Page and application data records:
- - -

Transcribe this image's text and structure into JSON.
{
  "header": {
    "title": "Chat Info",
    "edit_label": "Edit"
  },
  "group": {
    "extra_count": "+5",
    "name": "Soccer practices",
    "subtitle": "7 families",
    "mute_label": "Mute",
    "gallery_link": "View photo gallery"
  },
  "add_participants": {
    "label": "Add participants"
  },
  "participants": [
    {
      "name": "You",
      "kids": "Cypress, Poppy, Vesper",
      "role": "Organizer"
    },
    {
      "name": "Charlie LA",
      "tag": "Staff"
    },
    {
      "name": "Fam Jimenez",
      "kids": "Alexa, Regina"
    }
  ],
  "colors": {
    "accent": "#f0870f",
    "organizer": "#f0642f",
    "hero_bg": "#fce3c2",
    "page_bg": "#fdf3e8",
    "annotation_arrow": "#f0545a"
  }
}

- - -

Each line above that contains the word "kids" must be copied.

■ **Answer to this problem**
      "kids": "Cypress, Poppy, Vesper",
      "kids": "Alexa, Regina"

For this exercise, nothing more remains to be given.